::: Provided records

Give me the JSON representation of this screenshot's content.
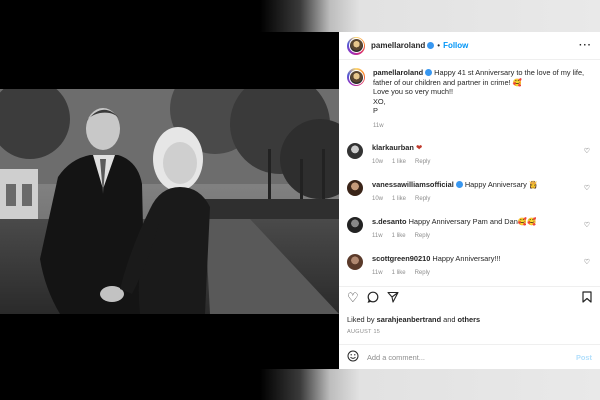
{
  "post": {
    "username": "pamellaroland",
    "separator": "•",
    "follow_label": "Follow",
    "more_label": "···",
    "caption": {
      "username": "pamellaroland",
      "line1": "Happy 41 st Anniversary to the love of my life,",
      "line2": "father of our children and partner in crime! 🥰",
      "line3": "Love you so very much!!",
      "line4": "XO,",
      "line5": "P",
      "age": "11w"
    },
    "comments": [
      {
        "username": "klarkaurban",
        "text": "❤",
        "age": "10w",
        "likes": "1 like",
        "reply": "Reply"
      },
      {
        "username": "vanessawilliamsofficial",
        "text": "Happy Anniversary 👸",
        "age": "10w",
        "likes": "1 like",
        "reply": "Reply"
      },
      {
        "username": "s.desanto",
        "text": "Happy Anniversary Pam and Dan🥰🥰",
        "age": "11w",
        "likes": "1 like",
        "reply": "Reply"
      },
      {
        "username": "scottgreen90210",
        "text": "Happy Anniversary!!!",
        "age": "11w",
        "likes": "1 like",
        "reply": "Reply"
      }
    ],
    "liked_by": {
      "prefix": "Liked by ",
      "user": "sarahjeanbertrand",
      "suffix": " and ",
      "others": "others"
    },
    "date": "AUGUST 15",
    "add_comment_placeholder": "Add a comment...",
    "post_label": "Post"
  },
  "icons": {
    "heart": "heart-icon",
    "comment": "comment-icon",
    "share": "share-icon",
    "save": "bookmark-icon",
    "emoji": "emoji-icon"
  },
  "colors": {
    "link_blue": "#0095f6",
    "post_disabled": "#b2dffc",
    "verified": "#3897f0"
  }
}
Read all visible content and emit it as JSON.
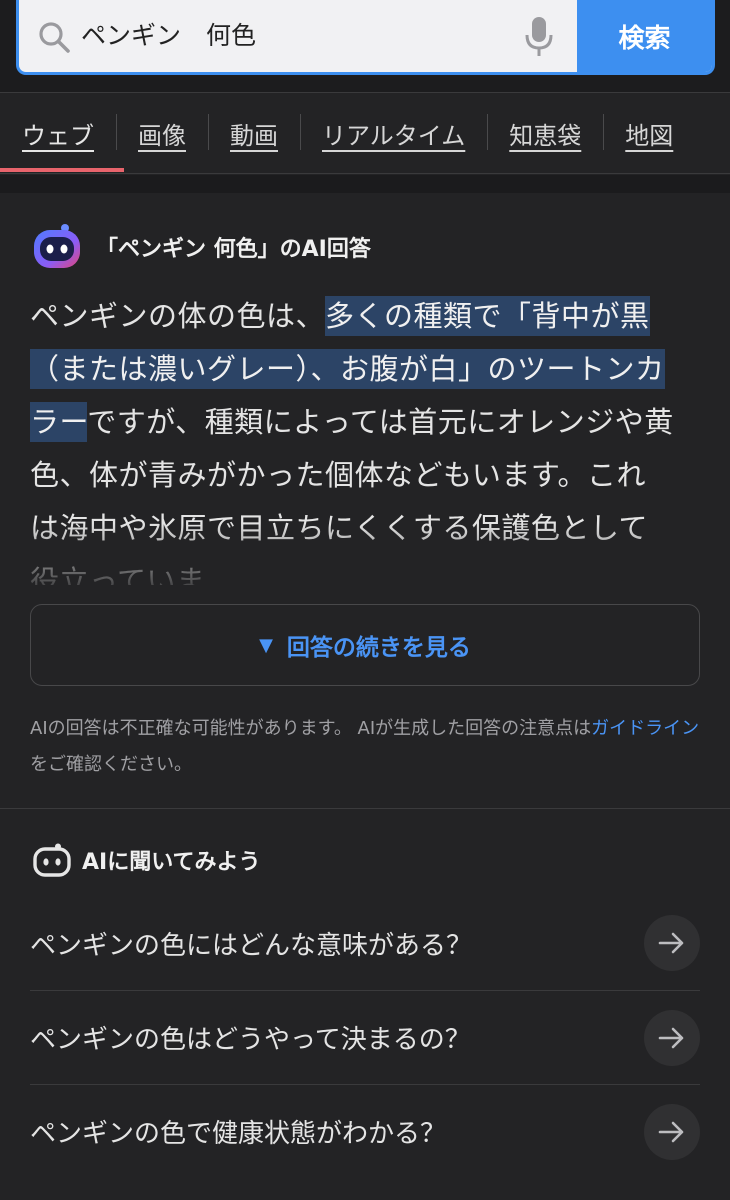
{
  "search": {
    "query": "ペンギン　何色",
    "button_label": "検索"
  },
  "tabs": [
    {
      "label": "ウェブ",
      "active": true
    },
    {
      "label": "画像"
    },
    {
      "label": "動画"
    },
    {
      "label": "リアルタイム"
    },
    {
      "label": "知恵袋"
    },
    {
      "label": "地図"
    }
  ],
  "ai_answer": {
    "title": "「ペンギン 何色」のAI回答",
    "body_before": "ペンギンの体の色は、",
    "body_highlight": "多くの種類で「背中が黒（または濃いグレー）、お腹が白」のツートンカラー",
    "body_after": "ですが、種類によっては首元にオレンジや黄色、体が青みがかった個体などもいます。これは海中や氷原で目立ちにくくする保護色として役立っていま",
    "more_label": "回答の続きを見る",
    "disclaimer_before": "AIの回答は不正確な可能性があります。 AIが生成した回答の注意点は",
    "disclaimer_link": "ガイドライン",
    "disclaimer_after": "をご確認ください。"
  },
  "ask_ai": {
    "title": "AIに聞いてみよう",
    "questions": [
      "ペンギンの色にはどんな意味がある？",
      "ペンギンの色はどうやって決まるの？",
      "ペンギンの色で健康状態がわかる？"
    ]
  },
  "colors": {
    "accent": "#3d8ff0",
    "tab_underline": "#e8646c",
    "link": "#4a94f5",
    "highlight": "#2c4466"
  },
  "icons": [
    "search-icon",
    "mic-icon",
    "ai-assistant-icon",
    "robot-icon",
    "arrow-right-icon"
  ]
}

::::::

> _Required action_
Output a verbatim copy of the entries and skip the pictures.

> _Result for this exercise_
Give me the JSON representation of this screenshot's content.
{
  "post": {
    "username": "pamellaroland",
    "separator": "•",
    "follow_label": "Follow",
    "more_label": "···",
    "caption": {
      "username": "pamellaroland",
      "line1": "Happy 41 st Anniversary to the love of my life,",
      "line2": "father of our children and partner in crime! 🥰",
      "line3": "Love you so very much!!",
      "line4": "XO,",
      "line5": "P",
      "age": "11w"
    },
    "comments": [
      {
        "username": "klarkaurban",
        "text": "❤",
        "age": "10w",
        "likes": "1 like",
        "reply": "Reply"
      },
      {
        "username": "vanessawilliamsofficial",
        "text": "Happy Anniversary 👸",
        "age": "10w",
        "likes": "1 like",
        "reply": "Reply"
      },
      {
        "username": "s.desanto",
        "text": "Happy Anniversary Pam and Dan🥰🥰",
        "age": "11w",
        "likes": "1 like",
        "reply": "Reply"
      },
      {
        "username": "scottgreen90210",
        "text": "Happy Anniversary!!!",
        "age": "11w",
        "likes": "1 like",
        "reply": "Reply"
      }
    ],
    "liked_by": {
      "prefix": "Liked by ",
      "user": "sarahjeanbertrand",
      "suffix": " and ",
      "others": "others"
    },
    "date": "AUGUST 15",
    "add_comment_placeholder": "Add a comment...",
    "post_label": "Post"
  },
  "icons": {
    "heart": "heart-icon",
    "comment": "comment-icon",
    "share": "share-icon",
    "save": "bookmark-icon",
    "emoji": "emoji-icon"
  },
  "colors": {
    "link_blue": "#0095f6",
    "post_disabled": "#b2dffc",
    "verified": "#3897f0"
  }
}
Read all visible content and emit it as JSON.
{
  "search": {
    "query": "ペンギン　何色",
    "button_label": "検索"
  },
  "tabs": [
    {
      "label": "ウェブ",
      "active": true
    },
    {
      "label": "画像"
    },
    {
      "label": "動画"
    },
    {
      "label": "リアルタイム"
    },
    {
      "label": "知恵袋"
    },
    {
      "label": "地図"
    }
  ],
  "ai_answer": {
    "title": "「ペンギン 何色」のAI回答",
    "body_before": "ペンギンの体の色は、",
    "body_highlight": "多くの種類で「背中が黒（または濃いグレー）、お腹が白」のツートンカラー",
    "body_after": "ですが、種類によっては首元にオレンジや黄色、体が青みがかった個体などもいます。これは海中や氷原で目立ちにくくする保護色として役立っていま",
    "more_label": "回答の続きを見る",
    "disclaimer_before": "AIの回答は不正確な可能性があります。 AIが生成した回答の注意点は",
    "disclaimer_link": "ガイドライン",
    "disclaimer_after": "をご確認ください。"
  },
  "ask_ai": {
    "title": "AIに聞いてみよう",
    "questions": [
      "ペンギンの色にはどんな意味がある？",
      "ペンギンの色はどうやって決まるの？",
      "ペンギンの色で健康状態がわかる？"
    ]
  },
  "colors": {
    "accent": "#3d8ff0",
    "tab_underline": "#e8646c",
    "link": "#4a94f5",
    "highlight": "#2c4466"
  },
  "icons": [
    "search-icon",
    "mic-icon",
    "ai-assistant-icon",
    "robot-icon",
    "arrow-right-icon"
  ]
}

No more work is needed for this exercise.